Careful how much boat you’re eating.

Onward (2020) (SPOILERS) Pixar’s Bright , or thereabouts. The interesting thing – perhaps the only interesting thing – about Onward is that it’s almost indiscernible from a DreamWorks Animation effort, where once they cocked a snook at such cheap-seats fare, seeing themselves as better class of animation house altogether. Just about everything in Onward is shamelessly derivative, from the Harry Potter /fantasy genre cash-in to the use of the standard Pixar formula whereby any scenario remotely eccentric or exotic is buried beneath the banal signifiers of modern society: because anything you can imagine must be dragged down to tangible everyday reference points or kids won’t be able to assimilate it. And then there’s the choice of lead voices, in-Disney star-slaves Chris Pratt and Tom Holland.
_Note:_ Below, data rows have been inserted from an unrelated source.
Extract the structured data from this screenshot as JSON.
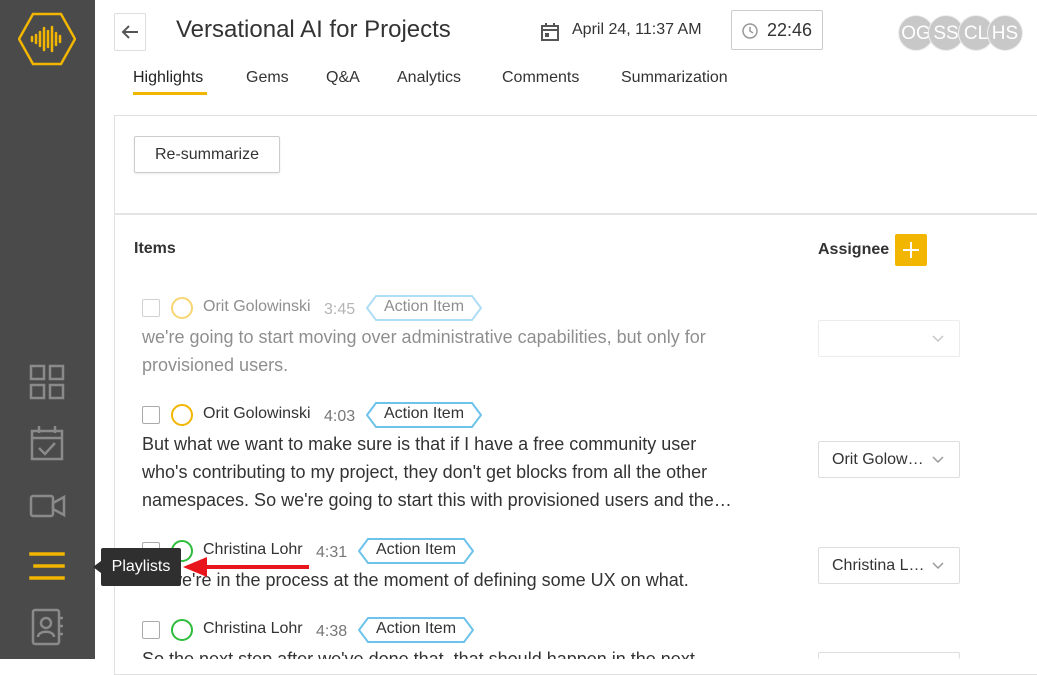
{
  "app": {
    "logo_icon": "soundwave-hexagon-icon",
    "brand_color": "#f2b500"
  },
  "sidebar": {
    "items": [
      {
        "icon": "dashboard-grid-icon"
      },
      {
        "icon": "calendar-check-icon"
      },
      {
        "icon": "video-camera-icon"
      },
      {
        "icon": "playlists-menu-icon",
        "active": true
      },
      {
        "icon": "contacts-book-icon"
      }
    ],
    "tooltip": "Playlists"
  },
  "header": {
    "title": "Versational AI for Projects",
    "date": "April 24, 11:37 AM",
    "duration": "22:46",
    "avatars": [
      "OG",
      "SS",
      "CL",
      "HS"
    ]
  },
  "tabs": [
    {
      "label": "Highlights",
      "active": true
    },
    {
      "label": "Gems"
    },
    {
      "label": "Q&A"
    },
    {
      "label": "Analytics"
    },
    {
      "label": "Comments"
    },
    {
      "label": "Summarization"
    }
  ],
  "toolbar": {
    "resummarize_label": "Re-summarize"
  },
  "list": {
    "items_header": "Items",
    "assignee_header": "Assignee",
    "rows": [
      {
        "speaker": "Orit Golowinski",
        "time": "3:45",
        "tag": "Action Item",
        "text": "we're going to start moving over administrative capabilities, but only for provisioned users.",
        "assignee": "",
        "circle_color": "#f2b500",
        "dimmed": true
      },
      {
        "speaker": "Orit Golowinski",
        "time": "4:03",
        "tag": "Action Item",
        "text": "But what we want to make sure is that if I have a free community user who's contributing to my project, they don't get blocks from all the other namespaces. So we're going to start this with provisioned users and the…",
        "assignee": "Orit Golow…",
        "circle_color": "#f2b500",
        "dimmed": false
      },
      {
        "speaker": "Christina Lohr",
        "time": "4:31",
        "tag": "Action Item",
        "text": "So we're in the process at the moment of defining some UX on what.",
        "assignee": "Christina L…",
        "circle_color": "#2ebd3c",
        "dimmed": false
      },
      {
        "speaker": "Christina Lohr",
        "time": "4:38",
        "tag": "Action Item",
        "text": "So the next step after we've done that, that should happen in the next",
        "assignee": "",
        "circle_color": "#2ebd3c",
        "dimmed": false
      }
    ]
  },
  "colors": {
    "tag_outline": "#6ec3ea",
    "annotation_arrow": "#e8161c"
  }
}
A subterranean Loch Ness Monster?

Doctor Who The Silurians No, I’m not going to refer to The Silurians as Doctor Who and the Silurians . I’m going to refer to it as Doctor Who and the Eocenes . The Silurians plays a blinder. Because both this and Inferno know the secret of an extended – some might say overlong – story is to keep the plot moving, they barely drag at all and are consequently much fleeter of foot than many a four parter. Unlike Malcolm Hulke’s sequel The Sea Devils , The Silurians has more than enough plot and deals it out judiciously (the plague, when it comes, kicks the story up a gear at the precarious burn-out stage of a typical four-plus parter). What’s most notable, though, is how engaging those first four episodes are, building the story slowly but absorbingly and with persuasive confidence.

Well, I’ll be damned. It’s the gentleman guppy.
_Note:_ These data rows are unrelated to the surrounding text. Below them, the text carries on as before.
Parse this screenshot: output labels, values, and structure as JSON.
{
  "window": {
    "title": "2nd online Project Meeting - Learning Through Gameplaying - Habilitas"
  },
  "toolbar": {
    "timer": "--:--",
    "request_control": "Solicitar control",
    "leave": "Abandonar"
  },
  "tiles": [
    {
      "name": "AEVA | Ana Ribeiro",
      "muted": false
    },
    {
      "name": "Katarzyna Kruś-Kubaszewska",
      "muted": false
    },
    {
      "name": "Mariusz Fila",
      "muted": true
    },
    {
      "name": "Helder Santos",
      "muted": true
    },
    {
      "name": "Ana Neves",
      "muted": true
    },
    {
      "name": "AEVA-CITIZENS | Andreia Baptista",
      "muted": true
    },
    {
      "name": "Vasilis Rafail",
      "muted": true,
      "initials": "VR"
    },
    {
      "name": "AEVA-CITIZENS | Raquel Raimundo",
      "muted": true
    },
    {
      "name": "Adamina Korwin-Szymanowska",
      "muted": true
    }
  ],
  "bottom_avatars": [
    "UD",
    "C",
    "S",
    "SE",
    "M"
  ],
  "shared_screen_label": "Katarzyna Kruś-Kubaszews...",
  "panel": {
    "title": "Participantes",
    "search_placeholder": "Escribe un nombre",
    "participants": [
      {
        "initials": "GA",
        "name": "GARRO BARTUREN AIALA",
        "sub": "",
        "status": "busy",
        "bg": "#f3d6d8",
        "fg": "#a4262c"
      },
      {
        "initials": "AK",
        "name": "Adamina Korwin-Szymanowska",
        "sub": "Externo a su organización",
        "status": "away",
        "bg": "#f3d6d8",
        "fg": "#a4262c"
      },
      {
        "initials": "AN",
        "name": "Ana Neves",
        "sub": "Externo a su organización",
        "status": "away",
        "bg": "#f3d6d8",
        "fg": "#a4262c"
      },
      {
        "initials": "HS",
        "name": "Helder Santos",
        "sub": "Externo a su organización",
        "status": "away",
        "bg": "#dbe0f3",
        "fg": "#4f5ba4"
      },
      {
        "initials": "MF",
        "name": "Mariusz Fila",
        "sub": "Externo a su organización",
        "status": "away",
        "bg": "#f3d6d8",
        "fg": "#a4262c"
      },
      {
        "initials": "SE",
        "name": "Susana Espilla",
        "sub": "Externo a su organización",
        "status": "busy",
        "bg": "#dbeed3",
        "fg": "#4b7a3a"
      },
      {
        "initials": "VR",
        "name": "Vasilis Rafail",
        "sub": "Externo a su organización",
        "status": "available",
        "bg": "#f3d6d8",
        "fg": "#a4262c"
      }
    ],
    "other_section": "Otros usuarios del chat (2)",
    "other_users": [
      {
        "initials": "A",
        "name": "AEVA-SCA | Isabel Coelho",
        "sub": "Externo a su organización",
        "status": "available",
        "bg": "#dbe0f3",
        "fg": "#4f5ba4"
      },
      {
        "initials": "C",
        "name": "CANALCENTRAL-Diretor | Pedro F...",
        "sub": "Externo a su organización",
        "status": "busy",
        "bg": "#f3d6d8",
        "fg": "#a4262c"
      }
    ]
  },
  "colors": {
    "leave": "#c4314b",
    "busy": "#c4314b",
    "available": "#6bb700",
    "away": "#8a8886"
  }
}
Waterworld (1995) (SPOILERS) The production and budgetary woes of “ Kevin’s Gate ” will forever overshadow the movie’s content (and while it may have been the most expensive movie ever to that point – adjusted for inflation, it seems only Cleopatra came close – it has since turned a profit). However, should you somehow manage to avoid the distraction of those legendary problems, the real qualitative concerns are sure to come sailing over the cognitive horizon eventually; Waterworld is just so damned derivative. It’s a seafaring Mad Max. Peter Rader, who first came up with the idea in 1986, admitted as much. David Twohy, who later came aboard, also cited Mad Max 2 ; that kind of rip-off aspect – Jaws birthing Piranha – makes it unsurprising Waterworld was once under consideration by Roger Corman (he couldn’t cost it cheaply enough). Ultimately, there’s never a sufficient sense the movie has managed to become its own thing. Which is a bummer, because it’s frequently quite good fun.

The Reverend Thomas says you wet his trousers.

Double Bunk (1961) (SPOILERS) In casting terms, Double Bunk could be a sequel to the previous year’s magnificent School for Scoundrels . This time, Ian Carmichael and Janette Scott (he still almost twice her age) are wedded, and the former continues to make dumb choices. Despite being an unlikely mechanic, Carmichael allows himself to be sold a lemon of a houseboat; last time it was the Nifty Nine. And Dennis Price is once again on hand, trying to fleece him in various ways. Indeed, the screenplay might not be a patch on School for Scoundrels , but with Sid James and the fabulous Liz Fraser also on board, the casting can’t be faulted.